The biggest complaint about Second Street voiced during work on Owensboro’s downtown master plan was that it was a main thoroughfare for truckers heading through the city. The noise and smell of tractor trailers heading through downtown isn’t conducive to sidewalk cafes and downtown foot traffic, many said. Continue reading

City of Owensboro reportedly to buy Executive Inn Rivermont hotel property

Owensboro Mayor Ron Payne will talk about the future of the Executive Inn Rivermont at a press conference on Friday in front of the closed downtown hotel. 

Several sources have confirmed that a purchase offer by the city has been accepted by Marshall Investments, the owners of the 17-acre property since June. 

Payne would not comment further on what Friday’s announcement will be nor would he confirm that the hotel had been purchased by the city. 

“I’m not going to say anything more,” Payne said. “We’ll make the announcement tomorrow. 

Payne will be joined by county officials at the announcement, which will begin at 10 a.m. 

The 600-hotel closed in June after Marshall Investments took over as owners following a legal battle over the payment of the mortgage on the property.

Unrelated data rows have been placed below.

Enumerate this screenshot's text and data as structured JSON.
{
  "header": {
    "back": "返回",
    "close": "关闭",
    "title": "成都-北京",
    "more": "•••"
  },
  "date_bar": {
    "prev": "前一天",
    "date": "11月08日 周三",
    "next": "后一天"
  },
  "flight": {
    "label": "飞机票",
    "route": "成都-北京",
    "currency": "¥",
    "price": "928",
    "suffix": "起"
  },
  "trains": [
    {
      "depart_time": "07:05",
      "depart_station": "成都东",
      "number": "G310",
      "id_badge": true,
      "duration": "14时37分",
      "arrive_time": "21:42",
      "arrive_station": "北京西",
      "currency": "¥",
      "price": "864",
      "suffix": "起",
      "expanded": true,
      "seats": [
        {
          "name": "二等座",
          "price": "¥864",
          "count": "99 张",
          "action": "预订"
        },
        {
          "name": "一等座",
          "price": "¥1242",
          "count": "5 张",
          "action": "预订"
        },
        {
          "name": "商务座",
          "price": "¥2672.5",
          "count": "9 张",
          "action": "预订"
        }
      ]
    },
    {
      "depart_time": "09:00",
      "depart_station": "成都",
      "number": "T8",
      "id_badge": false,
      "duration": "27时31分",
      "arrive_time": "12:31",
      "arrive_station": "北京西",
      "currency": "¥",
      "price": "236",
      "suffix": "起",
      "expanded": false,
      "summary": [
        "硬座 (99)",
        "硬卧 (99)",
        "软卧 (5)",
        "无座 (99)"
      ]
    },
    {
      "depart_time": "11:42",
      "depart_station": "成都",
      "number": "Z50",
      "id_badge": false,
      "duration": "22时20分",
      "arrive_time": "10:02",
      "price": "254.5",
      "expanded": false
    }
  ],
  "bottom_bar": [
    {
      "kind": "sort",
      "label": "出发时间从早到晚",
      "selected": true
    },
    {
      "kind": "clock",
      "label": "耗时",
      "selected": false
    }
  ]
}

Marshall Investments held the mortgage for the hotel, which had been owned by Minnesota/Owensboro Executive Inn. 

While campaigning for mayor last year, Payne said he was in favor of the city purchasing the hotel property to use as part of a widespread redevelopment of Owensboro’s downtown. 

The city and county had extended a purchase offer to Marshall Investments in July, but received no response from Marshall Investments, Downtown Development Director Fred Reeves said at the time.

EDC to announce new loan program for downtown

The Greater Owensboro Economic Development Corp. will announce plans for a loan program to promote investment in downtown Owensboro this morning. 

EDC Chairman Darrell Higginbotham, who is Daviess County president of Independence Bank, will provide details about the new Downtown Owensboro Revitalization Loan Program at a 9 a.m. CST press conference at the EDC offices at 200 E. Third St. in Owensboro. 

Officials said Monday they anticipate private investment to be at least twice as much as the $79 million investment proposed by the city of Owensboro and Daviess Fiscal Court. 

“If we invested $80 million, if we didn’t get $200 million (in private) investment, that would surprise me very much,” said Fred Reeves, downtown development director, told the Messenger-Inquirer on Monday.

The loan program will begin with a capitalization of $2.5 million by “trustee-level investor banks” that are members of EDC and plan to invest “.00005 percent of their deposit share to promote the work of economic development in Greater Owensboro,” according to the EDC.